SPADI, shoulder pain and disability index.

*

Paired t-test; p < 0.001.

Paired t-test; p < 0.05.

Paired t-test; p < 0.01.

§

Wilcoxon signed-rank test p < 0.05.

Table 16.

Comparison of Total Score of SPADI Before and After Treatment.

N Total score of SPADI
p
Before After
Gender Male 30 45.57 ± 20.56 33.08 ± 19.16 < 0.001*
Female 25 56.09 ± 13.60 48.09 ± 16.43 0.035
Age (y) < 50 16 47.21 ± 24.07 35.62 ± 21.81 0.024
≥ 50 39 51.64 ± 15.64 41.66 ± 18.24 < 0.001*
Period of disease Most acute stage 6 66.03 ± 19.12 50.52 ± 18.77 0.116
Acute stage 10 44.92 ± 18.38 26.31 ± 16.35 0.008
Subacute stage 23 56.09 ± 12.99 45.45 ± 18.11 0.003§
Chronic stage 16 39.63 ± 18.72 36.44 ± 18.96 0.472
Complicated with rotator cuff tear Yes 21 51.87 ± 18.39 36.96 ± 16.56 < 0.001*
No 34 49.42 ± 18.56 41.72 ± 20.90 0.015
Total 100 50.35 ± 18.36 39.90 ± 19.34 < 0.001*

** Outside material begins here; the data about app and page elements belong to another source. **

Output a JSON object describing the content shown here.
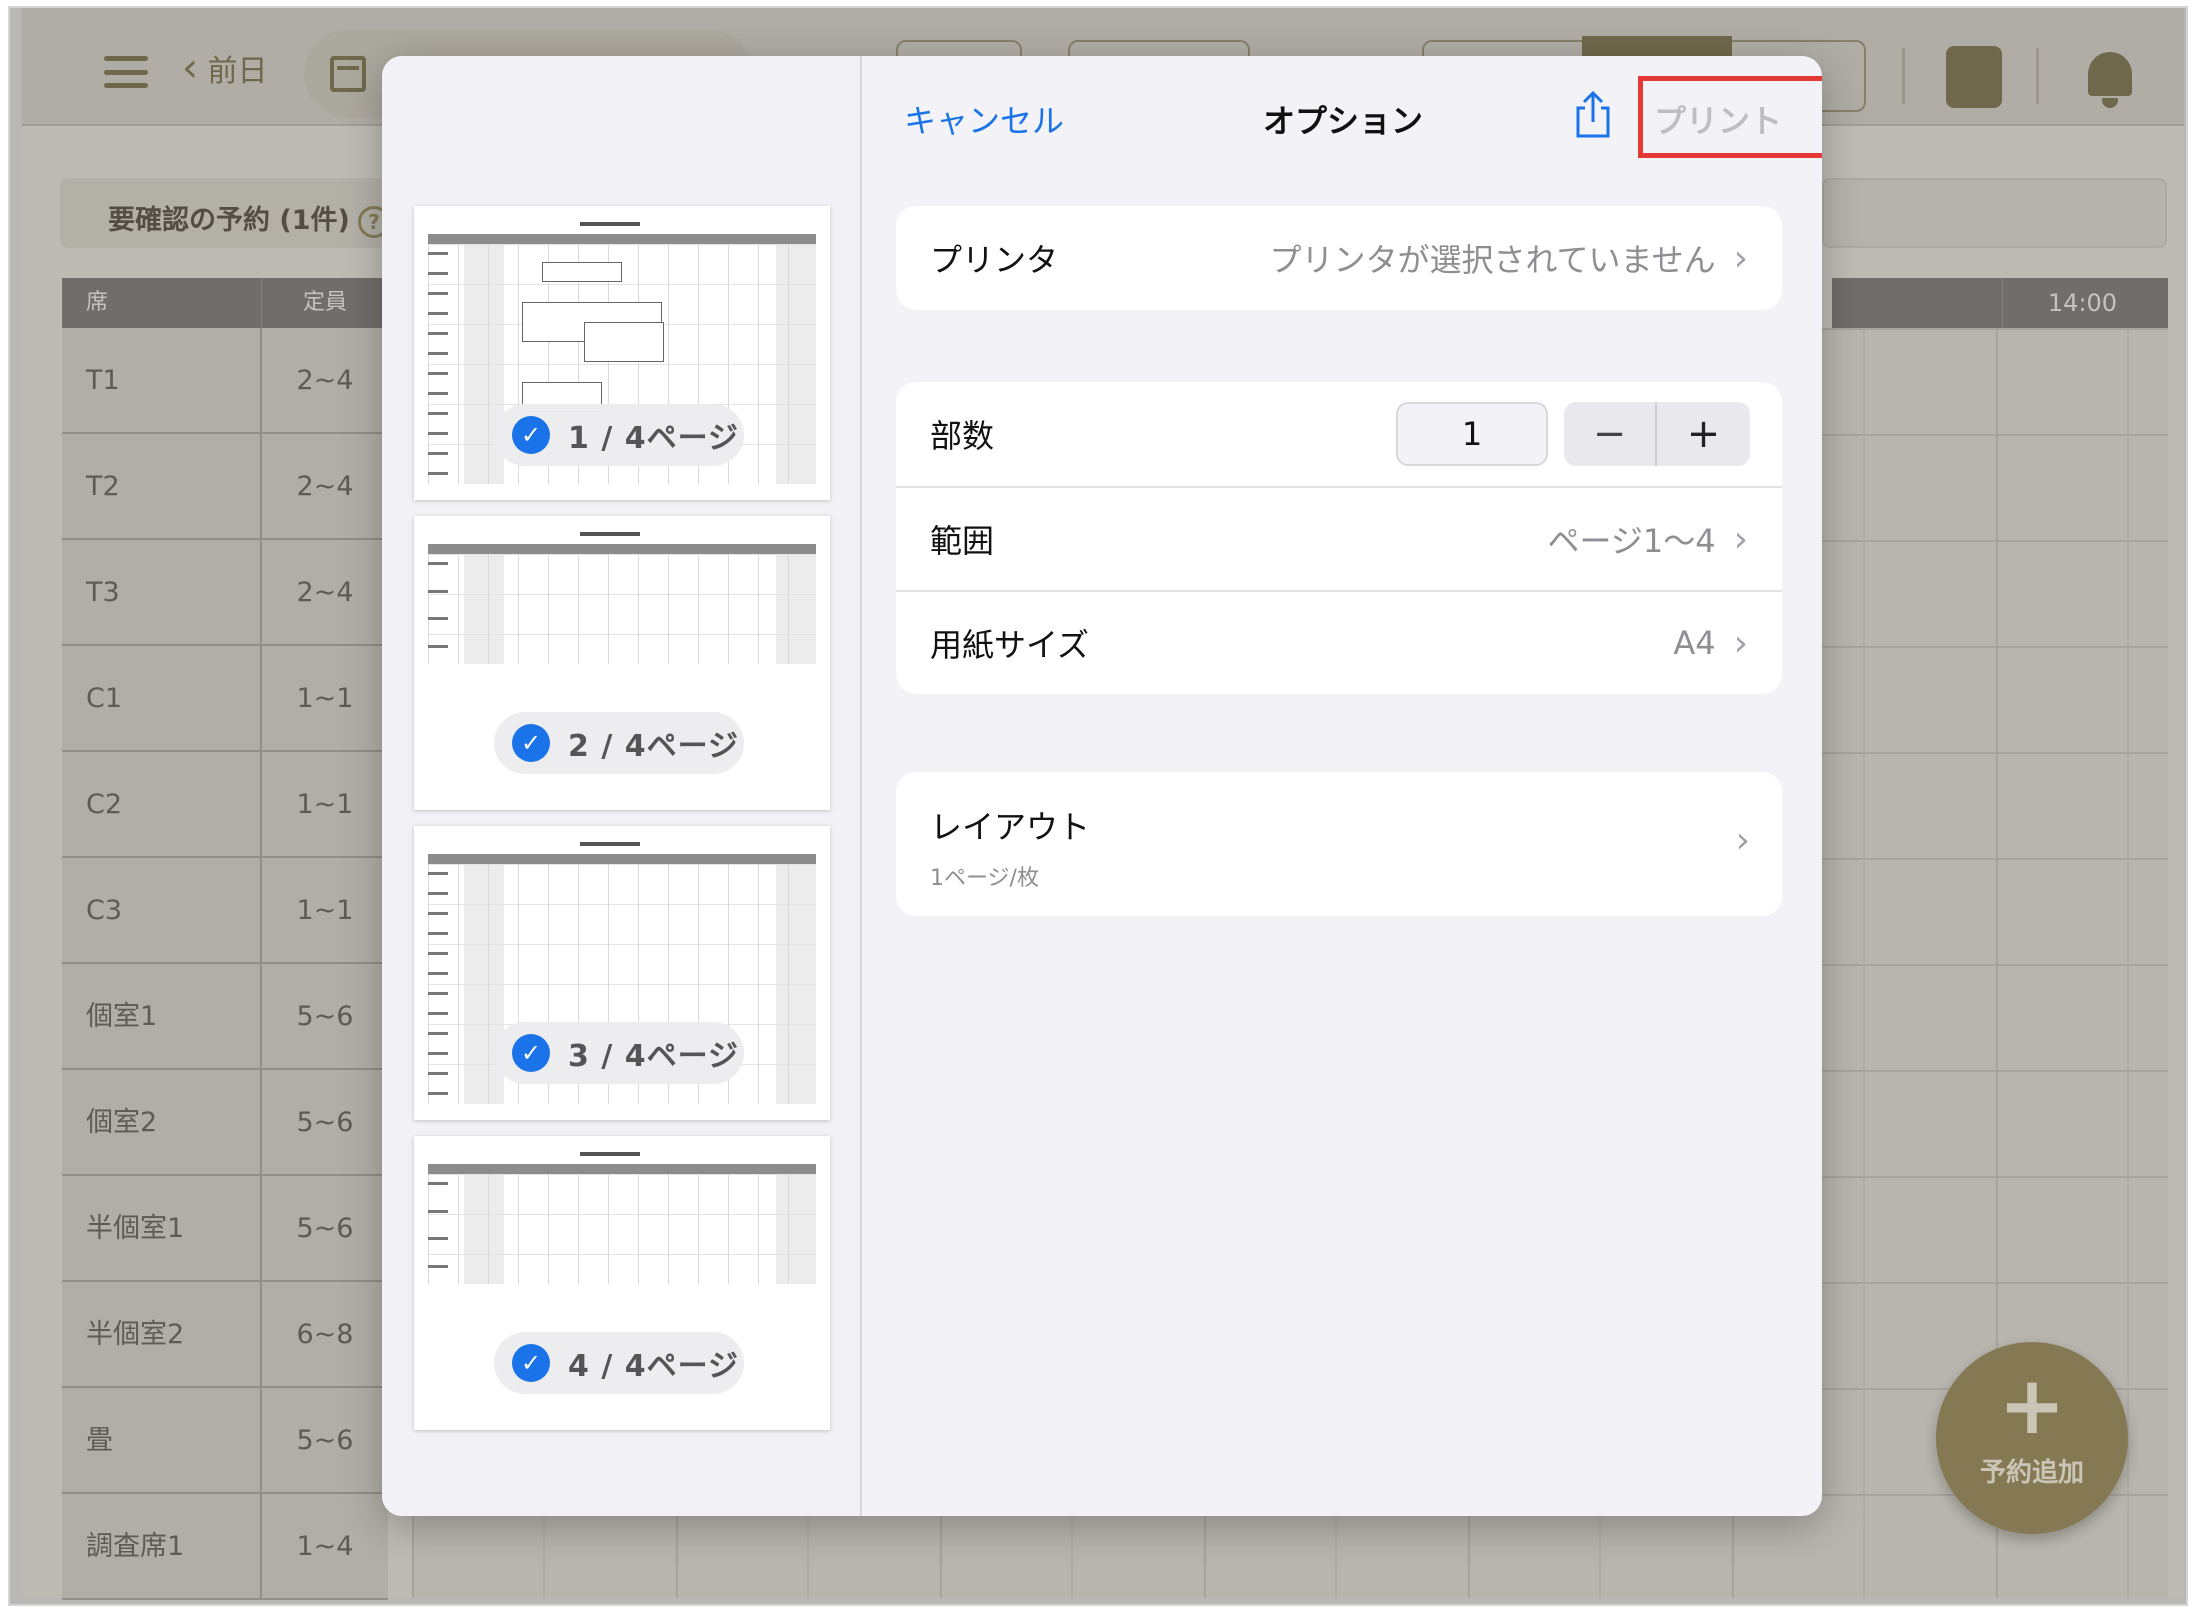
{
  "app": {
    "prev_day": "前日",
    "pending_label": "要確認の予約 (1件)",
    "seat_col": "席",
    "capacity_col": "定員",
    "time_label": "14:00",
    "add_button": "予約追加",
    "seats": [
      {
        "name": "T1",
        "capacity": "2~4"
      },
      {
        "name": "T2",
        "capacity": "2~4"
      },
      {
        "name": "T3",
        "capacity": "2~4"
      },
      {
        "name": "C1",
        "capacity": "1~1"
      },
      {
        "name": "C2",
        "capacity": "1~1"
      },
      {
        "name": "C3",
        "capacity": "1~1"
      },
      {
        "name": "個室1",
        "capacity": "5~6"
      },
      {
        "name": "個室2",
        "capacity": "5~6"
      },
      {
        "name": "半個室1",
        "capacity": "5~6"
      },
      {
        "name": "半個室2",
        "capacity": "6~8"
      },
      {
        "name": "畳",
        "capacity": "5~6"
      },
      {
        "name": "調査席1",
        "capacity": "1~4"
      }
    ]
  },
  "print_dialog": {
    "cancel": "キャンセル",
    "title": "オプション",
    "print": "プリント",
    "printer_label": "プリンタ",
    "printer_value": "プリンタが選択されていません",
    "copies_label": "部数",
    "copies_value": "1",
    "stepper_minus": "−",
    "stepper_plus": "+",
    "range_label": "範囲",
    "range_value": "ページ1〜4",
    "paper_label": "用紙サイズ",
    "paper_value": "A4",
    "layout_label": "レイアウト",
    "layout_value": "1ページ/枚",
    "pages": [
      "1 / 4ページ",
      "2 / 4ページ",
      "3 / 4ページ",
      "4 / 4ページ"
    ]
  },
  "icons": {
    "check": "✓",
    "chevron": "›",
    "question": "?"
  },
  "colors": {
    "accent_blue": "#1a73e8",
    "brand_olive": "#6b6139",
    "highlight_red": "#e53935"
  }
}
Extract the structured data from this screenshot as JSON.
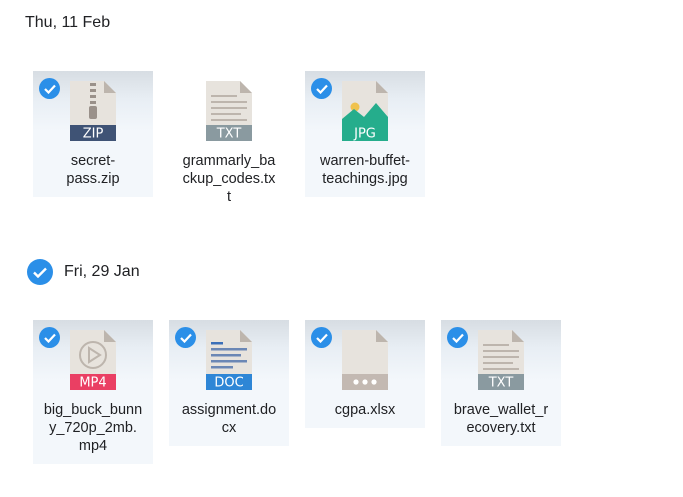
{
  "groups": [
    {
      "date": "Thu, 11 Feb",
      "group_selected": false,
      "files": [
        {
          "name": "secret-\npass.zip",
          "type": "ZIP",
          "selected": true,
          "icon": "zip-file-icon"
        },
        {
          "name": "grammarly_ba\nckup_codes.tx\nt",
          "type": "TXT",
          "selected": false,
          "icon": "txt-file-icon"
        },
        {
          "name": "warren-buffet-\nteachings.jpg",
          "type": "JPG",
          "selected": true,
          "icon": "image-file-icon"
        }
      ]
    },
    {
      "date": "Fri, 29 Jan",
      "group_selected": true,
      "files": [
        {
          "name": "big_buck_bunn\ny_720p_2mb.\nmp4",
          "type": "MP4",
          "selected": true,
          "icon": "video-file-icon"
        },
        {
          "name": "assignment.do\ncx",
          "type": "DOC",
          "selected": true,
          "icon": "doc-file-icon"
        },
        {
          "name": "cgpa.xlsx",
          "type": "",
          "selected": true,
          "icon": "generic-file-icon"
        },
        {
          "name": "brave_wallet_r\necovery.txt",
          "type": "TXT",
          "selected": true,
          "icon": "txt-file-icon"
        }
      ]
    }
  ],
  "colors": {
    "accent": "#2b8fe8",
    "zip_band": "#3f5375",
    "txt_band": "#8a9aa0",
    "jpg_band": "#25ad8c",
    "mp4_band": "#ea3f63",
    "doc_band": "#2e86d6",
    "generic_band": "#c3b9b2",
    "page": "#e7e3dd",
    "fold": "#bdb5ad"
  }
}
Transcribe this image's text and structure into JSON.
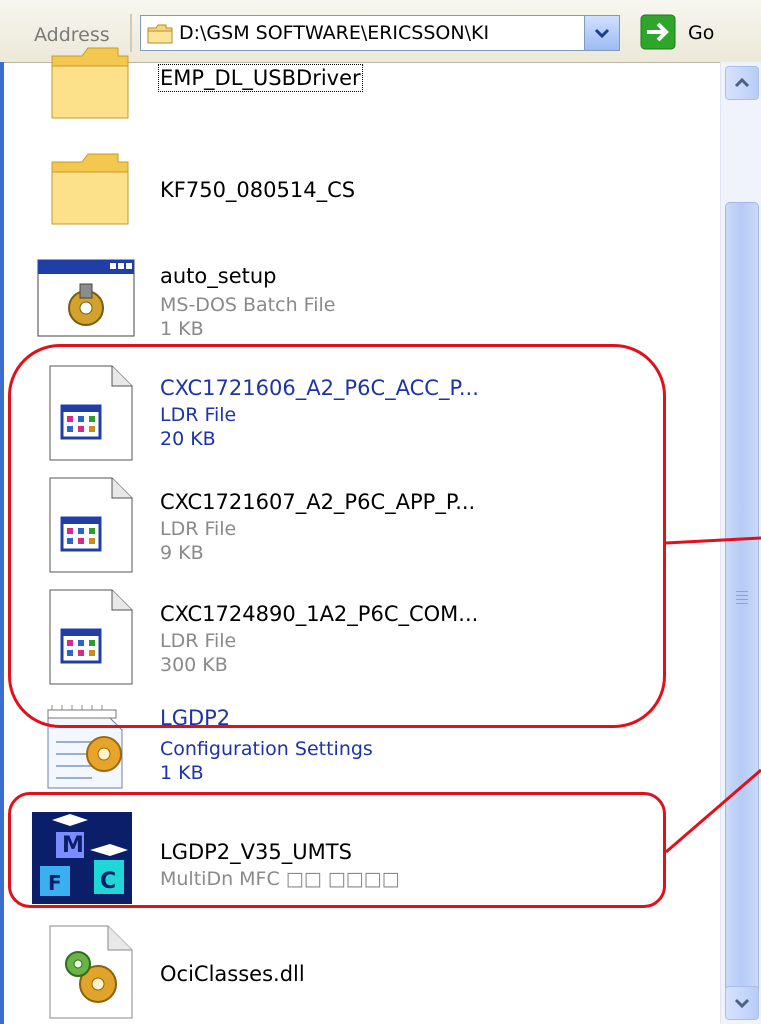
{
  "address_bar": {
    "label": "Address",
    "path": "D:\\GSM SOFTWARE\\ERICSSON\\KI",
    "go_label": "Go"
  },
  "files": [
    {
      "name": "EMP_DL_USBDriver",
      "type": "",
      "size": "",
      "icon": "folder-icon"
    },
    {
      "name": "KF750_080514_CS",
      "type": "",
      "size": "",
      "icon": "folder-icon"
    },
    {
      "name": "auto_setup",
      "type": "MS-DOS Batch File",
      "size": "1 KB",
      "icon": "batch-file-icon"
    },
    {
      "name": "CXC1721606_A2_P6C_ACC_P...",
      "type": "LDR File",
      "size": "20 KB",
      "icon": "ldr-file-icon"
    },
    {
      "name": "CXC1721607_A2_P6C_APP_P...",
      "type": "LDR File",
      "size": "9 KB",
      "icon": "ldr-file-icon"
    },
    {
      "name": "CXC1724890_1A2_P6C_COM...",
      "type": "LDR File",
      "size": "300 KB",
      "icon": "ldr-file-icon"
    },
    {
      "name": "LGDP2",
      "type": "Configuration Settings",
      "size": "1 KB",
      "icon": "config-settings-icon"
    },
    {
      "name": "LGDP2_V35_UMTS",
      "type": "MultiDn MFC □□ □□□□",
      "size": "",
      "icon": "mfc-app-icon"
    },
    {
      "name": "OciClasses.dll",
      "type": "",
      "size": "",
      "icon": "dll-file-icon"
    }
  ],
  "colors": {
    "annotation": "#e0111d",
    "link_blue": "#1d33a8",
    "frame_blue": "#3a6ed0"
  }
}
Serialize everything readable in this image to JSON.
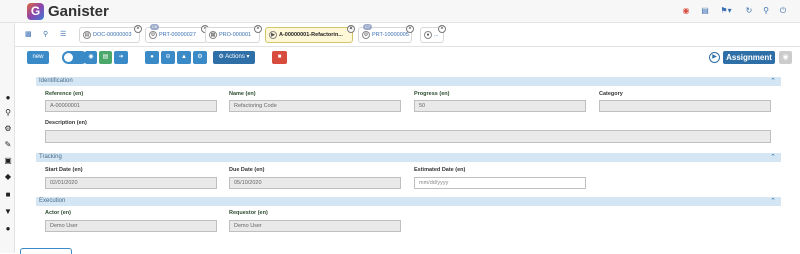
{
  "app": {
    "title": "Ganister",
    "logo_letter": "G"
  },
  "topbar_icons": [
    "notification-icon",
    "document-icon",
    "flag-en-icon",
    "refresh-icon",
    "search-icon",
    "power-icon"
  ],
  "rail_icons": [
    "user-icon",
    "search-user-icon",
    "gears-icon",
    "pencil-icon",
    "factory-icon",
    "tag-icon",
    "folder-icon",
    "cart-icon",
    "users-icon"
  ],
  "tabs": [
    {
      "label": "DOC-00000003",
      "badge": "",
      "active": false
    },
    {
      "label": "PRT-00000027",
      "badge": "C6",
      "active": false
    },
    {
      "label": "PRO-000001",
      "badge": "",
      "active": false
    },
    {
      "label": "A-00000001-Refactorin...",
      "badge": "",
      "active": true
    },
    {
      "label": "PRT-10000005",
      "badge": "C7",
      "active": false
    },
    {
      "label": "...",
      "badge": "",
      "active": false
    }
  ],
  "toolbar": {
    "new_label": "new",
    "actions_label": "Actions",
    "assignment_label": "Assignment"
  },
  "sections": {
    "identification": "Identification",
    "tracking": "Tracking",
    "execution": "Execution"
  },
  "fields": {
    "reference": {
      "label": "Reference (en)",
      "value": "A-00000001"
    },
    "name": {
      "label": "Name (en)",
      "value": "Refactoring Code"
    },
    "progress": {
      "label": "Progress (en)",
      "value": "50"
    },
    "category": {
      "label": "Category",
      "value": ""
    },
    "description": {
      "label": "Description (en)",
      "value": ""
    },
    "start_date": {
      "label": "Start Date (en)",
      "value": "02/01/2020"
    },
    "due_date": {
      "label": "Due Date (en)",
      "value": "05/10/2020"
    },
    "estimated_date": {
      "label": "Estimated Date (en)",
      "placeholder": "mm/dd/yyyy"
    },
    "actor": {
      "label": "Actor (en)",
      "value": "Demo User"
    },
    "requestor": {
      "label": "Requestor (en)",
      "value": "Demo User"
    }
  },
  "colors": {
    "accent": "#3a8ac8",
    "section_bg": "#d4e6f3",
    "assign": "#2f6fa8"
  }
}
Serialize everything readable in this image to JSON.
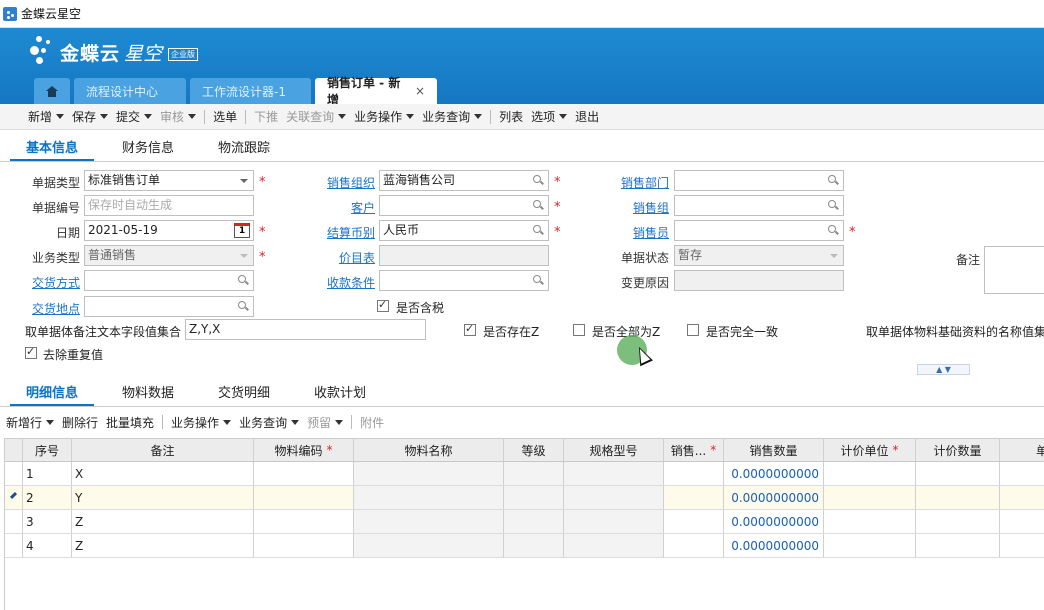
{
  "window": {
    "title": "金蝶云星空"
  },
  "brand": {
    "name": "金蝶云",
    "product": "星空",
    "edition": "企业版"
  },
  "tabs": [
    {
      "label": "流程设计中心"
    },
    {
      "label": "工作流设计器-1"
    },
    {
      "label": "销售订单 - 新增",
      "close": "×"
    }
  ],
  "toolbar": {
    "new": "新增",
    "save": "保存",
    "submit": "提交",
    "audit": "审核",
    "select": "选单",
    "push": "下推",
    "related_query": "关联查询",
    "biz_operation": "业务操作",
    "biz_query": "业务查询",
    "list": "列表",
    "options": "选项",
    "exit": "退出"
  },
  "header_tabs": [
    "基本信息",
    "财务信息",
    "物流跟踪"
  ],
  "form": {
    "bill_type_label": "单据类型",
    "bill_type_value": "标准销售订单",
    "bill_no_label": "单据编号",
    "bill_no_placeholder": "保存时自动生成",
    "date_label": "日期",
    "date_value": "2021-05-19",
    "cal_day": "1",
    "biz_type_label": "业务类型",
    "biz_type_value": "普通销售",
    "delivery_method_label": "交货方式",
    "delivery_place_label": "交货地点",
    "sale_org_label": "销售组织",
    "sale_org_value": "蓝海销售公司",
    "customer_label": "客户",
    "currency_label": "结算币别",
    "currency_value": "人民币",
    "price_list_label": "价目表",
    "receipt_cond_label": "收款条件",
    "tax_incl_label": "是否含税",
    "sale_dept_label": "销售部门",
    "sale_group_label": "销售组",
    "salesman_label": "销售员",
    "bill_status_label": "单据状态",
    "bill_status_value": "暂存",
    "change_reason_label": "变更原因",
    "remark_label": "备注",
    "remark_concat_label": "取单据体备注文本字段值集合",
    "remark_concat_value": "Z,Y,X",
    "has_z_label": "是否存在Z",
    "all_z_label": "是否全部为Z",
    "all_same_label": "是否完全一致",
    "material_names_label": "取单据体物料基础资料的名称值集",
    "dedupe_label": "去除重复值",
    "collapse_label": "▲ ▼"
  },
  "detail_tabs": [
    "明细信息",
    "物料数据",
    "交货明细",
    "收款计划"
  ],
  "detail_toolbar": {
    "add_row": "新增行",
    "delete_row": "删除行",
    "batch_fill": "批量填充",
    "biz_operation": "业务操作",
    "biz_query": "业务查询",
    "reserve": "预留",
    "attachment": "附件"
  },
  "grid": {
    "columns": [
      {
        "label": "序号",
        "required": false
      },
      {
        "label": "备注",
        "required": false
      },
      {
        "label": "物料编码",
        "required": true
      },
      {
        "label": "物料名称",
        "required": false
      },
      {
        "label": "等级",
        "required": false
      },
      {
        "label": "规格型号",
        "required": false
      },
      {
        "label": "销售...",
        "required": true
      },
      {
        "label": "销售数量",
        "required": false
      },
      {
        "label": "计价单位",
        "required": true
      },
      {
        "label": "计价数量",
        "required": false
      },
      {
        "label": "单",
        "required": false
      }
    ],
    "required_mark": "*",
    "rows": [
      {
        "seq": "1",
        "remark": "X",
        "qty": "0.0000000000"
      },
      {
        "seq": "2",
        "remark": "Y",
        "qty": "0.0000000000"
      },
      {
        "seq": "3",
        "remark": "Z",
        "qty": "0.0000000000"
      },
      {
        "seq": "4",
        "remark": "Z",
        "qty": "0.0000000000"
      }
    ]
  },
  "colors": {
    "banner": "#1577c2",
    "link": "#1a73c8",
    "required": "#e02020",
    "active_tab": "#0b74c4"
  }
}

Data are presented as mean ± SD.

SPADI, shoulder pain and disability index.

*

Paired t-test; p < 0.001.

Paired t-test; p < 0.05.

Wilcoxon signed-rank test; p < 0.01.

§

Paired t-test; p < 0.01.

Table 17.

Comparison of EQ-5D-5L Index Before and After Treatment.

N EQ-5D-5L index
p
Before After
Gender Male 30 0.75 ± 0.15 0.79 ± 0.13 0.171
Female 25 0.63 ± 0.16 0.71 ± 0.13 0.002*
Age (y) < 50 16 0.79 ± 0.13 0.81 ± 0.13 0.441
≥ 50 39 0.66 ± 0.16 0.73 ± 0.13 0.002
Period of disease Most acute stage 6 0.63 ± 0.12 0.74 ± 0.19 0.173
Acute stage 10 0.80 ± 0.15 0.85 ± 0.10 0.176
Subacute stage 23 0.68 ± 0.17 0.73 ± 0.13 0.116
Chronic stage 16 0.68 ± 0.17 0.72 ± 0.12 0.071
Complicated with rotator cuff tear Yes 21 0.73 ± 0.10 0.77 ± 0.09 0.039
No 34 0.68 ± 0.19 0.74 ± 0.15 0.016§
Total 100 0.70 ± 0.16 0.75 ± 0.13 0.003

Data are presented as mean ± SD.

EQ-5D-5L, European quality of life 5-dimension.

*

Wilcoxon signed-rank test; p < 0.01

Paired t-test; p < 0.01

Wilcoxon signed-rank test; p < 0.05.

§

Paired t-test; p < 0.05.